▶ **What this task involves**
Read the lines below. Copy out any that hold the string "score".
------ Supplied data
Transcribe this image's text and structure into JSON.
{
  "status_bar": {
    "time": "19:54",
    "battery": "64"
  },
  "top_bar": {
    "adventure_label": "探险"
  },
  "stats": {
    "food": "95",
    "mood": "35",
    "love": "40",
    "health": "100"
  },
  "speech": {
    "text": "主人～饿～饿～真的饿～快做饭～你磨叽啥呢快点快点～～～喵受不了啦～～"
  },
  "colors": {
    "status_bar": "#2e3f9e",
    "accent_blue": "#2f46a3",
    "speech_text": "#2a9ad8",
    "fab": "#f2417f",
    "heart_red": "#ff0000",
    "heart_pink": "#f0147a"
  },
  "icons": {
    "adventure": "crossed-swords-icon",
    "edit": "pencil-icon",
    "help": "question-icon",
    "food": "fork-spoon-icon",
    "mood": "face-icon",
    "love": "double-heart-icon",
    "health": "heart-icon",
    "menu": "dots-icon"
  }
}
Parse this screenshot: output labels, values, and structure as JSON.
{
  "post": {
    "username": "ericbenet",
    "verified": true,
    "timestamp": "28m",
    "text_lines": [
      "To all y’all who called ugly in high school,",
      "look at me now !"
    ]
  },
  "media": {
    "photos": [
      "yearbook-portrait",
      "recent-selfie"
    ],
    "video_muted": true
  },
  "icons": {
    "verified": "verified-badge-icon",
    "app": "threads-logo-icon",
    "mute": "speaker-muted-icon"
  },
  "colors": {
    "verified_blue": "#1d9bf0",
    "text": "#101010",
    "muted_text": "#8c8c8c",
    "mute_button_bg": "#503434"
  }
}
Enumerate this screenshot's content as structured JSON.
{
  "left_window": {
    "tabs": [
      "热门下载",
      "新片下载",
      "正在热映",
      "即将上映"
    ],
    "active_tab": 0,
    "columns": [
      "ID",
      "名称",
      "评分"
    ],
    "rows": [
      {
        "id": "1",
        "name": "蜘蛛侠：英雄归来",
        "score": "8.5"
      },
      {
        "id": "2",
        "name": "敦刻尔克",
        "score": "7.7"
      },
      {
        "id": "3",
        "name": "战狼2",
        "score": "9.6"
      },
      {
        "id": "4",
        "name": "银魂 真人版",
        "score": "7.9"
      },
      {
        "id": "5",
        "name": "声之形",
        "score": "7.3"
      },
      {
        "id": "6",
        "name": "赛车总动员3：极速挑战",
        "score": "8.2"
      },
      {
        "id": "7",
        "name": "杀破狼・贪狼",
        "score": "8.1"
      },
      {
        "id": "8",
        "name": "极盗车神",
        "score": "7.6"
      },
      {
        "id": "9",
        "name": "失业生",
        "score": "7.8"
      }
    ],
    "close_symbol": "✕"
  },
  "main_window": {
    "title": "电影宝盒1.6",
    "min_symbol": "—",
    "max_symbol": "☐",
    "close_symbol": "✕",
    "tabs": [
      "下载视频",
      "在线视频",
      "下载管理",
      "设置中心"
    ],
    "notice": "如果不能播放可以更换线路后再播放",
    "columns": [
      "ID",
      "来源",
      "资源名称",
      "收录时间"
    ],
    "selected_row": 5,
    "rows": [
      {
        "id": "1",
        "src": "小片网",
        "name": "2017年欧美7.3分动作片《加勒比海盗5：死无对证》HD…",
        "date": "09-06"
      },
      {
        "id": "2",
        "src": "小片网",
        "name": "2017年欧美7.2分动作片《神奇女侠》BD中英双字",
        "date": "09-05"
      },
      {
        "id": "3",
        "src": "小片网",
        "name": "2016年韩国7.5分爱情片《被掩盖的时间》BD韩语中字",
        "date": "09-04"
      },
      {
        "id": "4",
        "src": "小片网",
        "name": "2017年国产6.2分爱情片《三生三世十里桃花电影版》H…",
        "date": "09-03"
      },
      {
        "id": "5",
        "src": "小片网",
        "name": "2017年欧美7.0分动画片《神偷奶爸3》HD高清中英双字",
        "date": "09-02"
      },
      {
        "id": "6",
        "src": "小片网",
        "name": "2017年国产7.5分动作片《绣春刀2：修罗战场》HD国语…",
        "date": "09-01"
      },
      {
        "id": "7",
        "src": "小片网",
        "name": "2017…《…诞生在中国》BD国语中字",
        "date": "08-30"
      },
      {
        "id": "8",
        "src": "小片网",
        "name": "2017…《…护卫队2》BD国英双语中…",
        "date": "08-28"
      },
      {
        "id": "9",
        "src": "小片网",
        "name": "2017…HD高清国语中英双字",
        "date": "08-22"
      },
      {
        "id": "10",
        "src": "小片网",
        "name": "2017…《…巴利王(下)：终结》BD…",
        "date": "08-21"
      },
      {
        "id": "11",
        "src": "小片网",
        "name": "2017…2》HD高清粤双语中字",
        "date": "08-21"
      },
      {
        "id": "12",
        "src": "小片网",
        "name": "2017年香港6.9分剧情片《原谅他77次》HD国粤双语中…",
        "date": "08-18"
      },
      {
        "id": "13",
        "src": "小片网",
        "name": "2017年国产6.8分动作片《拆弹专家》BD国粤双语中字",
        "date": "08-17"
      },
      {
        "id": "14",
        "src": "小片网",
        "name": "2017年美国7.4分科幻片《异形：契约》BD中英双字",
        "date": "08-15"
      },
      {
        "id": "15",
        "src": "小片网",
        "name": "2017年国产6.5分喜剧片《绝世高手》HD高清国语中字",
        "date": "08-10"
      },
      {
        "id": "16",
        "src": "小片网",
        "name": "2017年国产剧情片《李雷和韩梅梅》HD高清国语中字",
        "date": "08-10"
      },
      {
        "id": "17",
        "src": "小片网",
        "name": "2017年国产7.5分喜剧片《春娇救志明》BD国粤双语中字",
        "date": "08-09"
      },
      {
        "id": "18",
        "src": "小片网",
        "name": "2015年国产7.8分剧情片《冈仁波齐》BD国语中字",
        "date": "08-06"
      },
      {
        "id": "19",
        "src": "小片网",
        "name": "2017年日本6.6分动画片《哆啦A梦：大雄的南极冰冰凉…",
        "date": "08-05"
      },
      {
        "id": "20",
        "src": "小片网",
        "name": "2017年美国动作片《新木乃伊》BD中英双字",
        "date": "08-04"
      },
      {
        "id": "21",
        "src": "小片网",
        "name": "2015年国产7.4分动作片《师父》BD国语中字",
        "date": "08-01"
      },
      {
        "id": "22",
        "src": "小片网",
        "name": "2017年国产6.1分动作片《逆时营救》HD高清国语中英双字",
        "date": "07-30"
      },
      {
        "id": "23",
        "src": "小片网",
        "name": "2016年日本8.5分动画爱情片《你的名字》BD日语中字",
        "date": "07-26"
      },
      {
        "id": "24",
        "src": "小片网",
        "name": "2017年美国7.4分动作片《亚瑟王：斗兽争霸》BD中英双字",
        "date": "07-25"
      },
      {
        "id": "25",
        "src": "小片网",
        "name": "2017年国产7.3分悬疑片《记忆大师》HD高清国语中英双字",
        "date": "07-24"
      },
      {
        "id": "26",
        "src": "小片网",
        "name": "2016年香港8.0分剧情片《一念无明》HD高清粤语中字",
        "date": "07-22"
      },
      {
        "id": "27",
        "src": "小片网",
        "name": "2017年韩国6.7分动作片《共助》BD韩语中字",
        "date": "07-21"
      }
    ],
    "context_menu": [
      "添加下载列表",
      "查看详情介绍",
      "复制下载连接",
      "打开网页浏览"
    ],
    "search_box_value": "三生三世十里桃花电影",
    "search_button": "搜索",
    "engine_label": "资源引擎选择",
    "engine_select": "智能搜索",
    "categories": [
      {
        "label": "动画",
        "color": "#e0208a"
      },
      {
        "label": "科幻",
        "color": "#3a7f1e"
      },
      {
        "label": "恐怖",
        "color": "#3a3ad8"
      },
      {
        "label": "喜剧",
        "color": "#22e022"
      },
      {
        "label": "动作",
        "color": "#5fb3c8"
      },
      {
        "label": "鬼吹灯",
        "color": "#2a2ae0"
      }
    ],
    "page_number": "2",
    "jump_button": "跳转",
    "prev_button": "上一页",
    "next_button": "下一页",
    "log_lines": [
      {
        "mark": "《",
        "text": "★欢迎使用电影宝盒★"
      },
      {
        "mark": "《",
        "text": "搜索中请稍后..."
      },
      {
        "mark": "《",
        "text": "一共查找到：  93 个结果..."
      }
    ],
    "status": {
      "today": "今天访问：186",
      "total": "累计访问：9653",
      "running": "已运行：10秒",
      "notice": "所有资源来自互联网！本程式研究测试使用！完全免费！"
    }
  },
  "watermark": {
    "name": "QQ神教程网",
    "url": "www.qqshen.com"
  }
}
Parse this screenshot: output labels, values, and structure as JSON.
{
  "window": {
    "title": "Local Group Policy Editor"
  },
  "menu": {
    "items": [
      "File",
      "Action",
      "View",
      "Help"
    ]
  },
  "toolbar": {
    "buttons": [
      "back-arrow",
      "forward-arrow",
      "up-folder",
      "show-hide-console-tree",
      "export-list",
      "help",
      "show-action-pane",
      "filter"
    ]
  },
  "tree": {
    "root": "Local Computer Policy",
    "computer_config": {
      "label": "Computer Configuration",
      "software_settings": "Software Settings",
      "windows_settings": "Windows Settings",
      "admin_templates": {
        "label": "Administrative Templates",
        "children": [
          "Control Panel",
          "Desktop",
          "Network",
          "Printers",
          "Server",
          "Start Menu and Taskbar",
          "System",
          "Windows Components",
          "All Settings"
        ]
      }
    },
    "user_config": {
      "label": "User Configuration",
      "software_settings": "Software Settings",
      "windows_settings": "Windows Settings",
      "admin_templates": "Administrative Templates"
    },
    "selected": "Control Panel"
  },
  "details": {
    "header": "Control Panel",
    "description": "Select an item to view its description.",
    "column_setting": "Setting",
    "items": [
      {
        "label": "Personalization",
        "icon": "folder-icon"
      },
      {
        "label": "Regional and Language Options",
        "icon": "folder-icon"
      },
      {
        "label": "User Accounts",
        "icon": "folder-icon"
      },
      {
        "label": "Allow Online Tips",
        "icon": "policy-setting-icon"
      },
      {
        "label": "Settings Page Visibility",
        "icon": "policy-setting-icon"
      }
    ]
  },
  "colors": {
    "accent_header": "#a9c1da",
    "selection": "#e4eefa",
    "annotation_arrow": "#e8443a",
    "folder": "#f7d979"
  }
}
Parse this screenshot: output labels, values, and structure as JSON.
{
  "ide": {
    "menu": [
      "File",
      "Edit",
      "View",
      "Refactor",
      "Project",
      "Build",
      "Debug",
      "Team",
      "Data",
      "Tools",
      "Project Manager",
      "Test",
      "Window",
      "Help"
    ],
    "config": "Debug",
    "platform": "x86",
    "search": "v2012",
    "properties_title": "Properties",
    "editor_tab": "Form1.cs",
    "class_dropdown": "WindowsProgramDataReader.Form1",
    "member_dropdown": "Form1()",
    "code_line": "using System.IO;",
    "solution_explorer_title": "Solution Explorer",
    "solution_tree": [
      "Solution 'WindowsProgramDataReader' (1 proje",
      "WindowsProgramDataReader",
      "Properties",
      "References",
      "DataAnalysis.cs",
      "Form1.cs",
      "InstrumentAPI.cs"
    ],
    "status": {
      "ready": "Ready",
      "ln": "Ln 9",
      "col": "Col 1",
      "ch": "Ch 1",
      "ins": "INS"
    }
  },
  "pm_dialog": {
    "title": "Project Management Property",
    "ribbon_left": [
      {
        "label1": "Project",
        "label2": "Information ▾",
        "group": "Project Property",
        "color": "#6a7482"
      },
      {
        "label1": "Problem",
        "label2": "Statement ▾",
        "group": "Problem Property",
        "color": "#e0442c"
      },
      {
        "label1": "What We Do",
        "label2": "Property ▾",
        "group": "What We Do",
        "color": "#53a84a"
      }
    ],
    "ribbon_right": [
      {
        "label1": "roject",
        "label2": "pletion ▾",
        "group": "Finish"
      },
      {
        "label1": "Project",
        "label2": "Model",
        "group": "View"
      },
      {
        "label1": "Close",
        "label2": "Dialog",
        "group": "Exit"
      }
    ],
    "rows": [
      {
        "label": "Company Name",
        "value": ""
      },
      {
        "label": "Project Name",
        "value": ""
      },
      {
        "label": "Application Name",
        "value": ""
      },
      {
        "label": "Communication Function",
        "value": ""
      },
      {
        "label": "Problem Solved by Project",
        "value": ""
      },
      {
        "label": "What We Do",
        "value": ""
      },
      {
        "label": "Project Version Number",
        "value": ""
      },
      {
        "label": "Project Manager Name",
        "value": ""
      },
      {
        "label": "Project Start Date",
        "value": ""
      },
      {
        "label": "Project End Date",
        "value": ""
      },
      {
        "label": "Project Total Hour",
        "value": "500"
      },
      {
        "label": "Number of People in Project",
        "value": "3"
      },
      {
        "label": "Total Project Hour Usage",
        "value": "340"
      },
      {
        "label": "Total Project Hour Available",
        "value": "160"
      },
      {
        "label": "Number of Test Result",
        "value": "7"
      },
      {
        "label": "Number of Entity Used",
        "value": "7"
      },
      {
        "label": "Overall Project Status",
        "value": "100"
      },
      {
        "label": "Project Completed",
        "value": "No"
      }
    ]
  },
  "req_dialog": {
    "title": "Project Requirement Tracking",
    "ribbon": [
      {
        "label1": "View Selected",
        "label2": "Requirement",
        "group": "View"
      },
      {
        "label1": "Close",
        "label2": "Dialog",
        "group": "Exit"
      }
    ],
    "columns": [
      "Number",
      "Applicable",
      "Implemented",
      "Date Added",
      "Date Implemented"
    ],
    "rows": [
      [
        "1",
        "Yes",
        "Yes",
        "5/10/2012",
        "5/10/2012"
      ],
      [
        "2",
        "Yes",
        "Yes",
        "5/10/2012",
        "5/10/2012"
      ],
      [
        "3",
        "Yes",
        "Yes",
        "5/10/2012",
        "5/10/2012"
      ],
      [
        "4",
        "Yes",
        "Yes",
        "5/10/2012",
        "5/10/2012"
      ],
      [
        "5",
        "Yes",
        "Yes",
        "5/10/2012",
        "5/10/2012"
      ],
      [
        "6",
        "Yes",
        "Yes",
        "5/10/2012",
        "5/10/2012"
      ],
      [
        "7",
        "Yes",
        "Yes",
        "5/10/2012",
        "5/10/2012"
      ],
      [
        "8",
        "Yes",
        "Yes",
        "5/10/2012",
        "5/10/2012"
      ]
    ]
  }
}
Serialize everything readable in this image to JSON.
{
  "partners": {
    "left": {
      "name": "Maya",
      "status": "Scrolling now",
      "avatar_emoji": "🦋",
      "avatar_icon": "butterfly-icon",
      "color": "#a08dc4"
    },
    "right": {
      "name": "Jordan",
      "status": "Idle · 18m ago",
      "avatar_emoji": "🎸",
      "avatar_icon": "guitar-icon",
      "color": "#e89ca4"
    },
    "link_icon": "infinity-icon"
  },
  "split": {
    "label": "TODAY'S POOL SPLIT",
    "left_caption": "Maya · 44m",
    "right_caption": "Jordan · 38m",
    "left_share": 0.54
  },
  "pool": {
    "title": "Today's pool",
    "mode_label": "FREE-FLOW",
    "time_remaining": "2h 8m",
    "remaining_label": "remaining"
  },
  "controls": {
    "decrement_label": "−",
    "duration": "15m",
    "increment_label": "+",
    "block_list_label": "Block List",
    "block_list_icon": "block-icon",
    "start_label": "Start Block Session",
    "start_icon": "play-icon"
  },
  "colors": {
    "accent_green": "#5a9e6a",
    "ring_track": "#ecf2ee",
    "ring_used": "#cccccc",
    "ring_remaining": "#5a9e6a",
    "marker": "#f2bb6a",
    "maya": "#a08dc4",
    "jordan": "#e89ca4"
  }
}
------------
▶ **Completed exercise**
        "score": "8.5"
        "score": "7.7"
        "score": "9.6"
        "score": "7.9"
        "score": "7.3"
        "score": "8.2"
        "score": "8.1"
        "score": "7.6"
        "score": "7.8"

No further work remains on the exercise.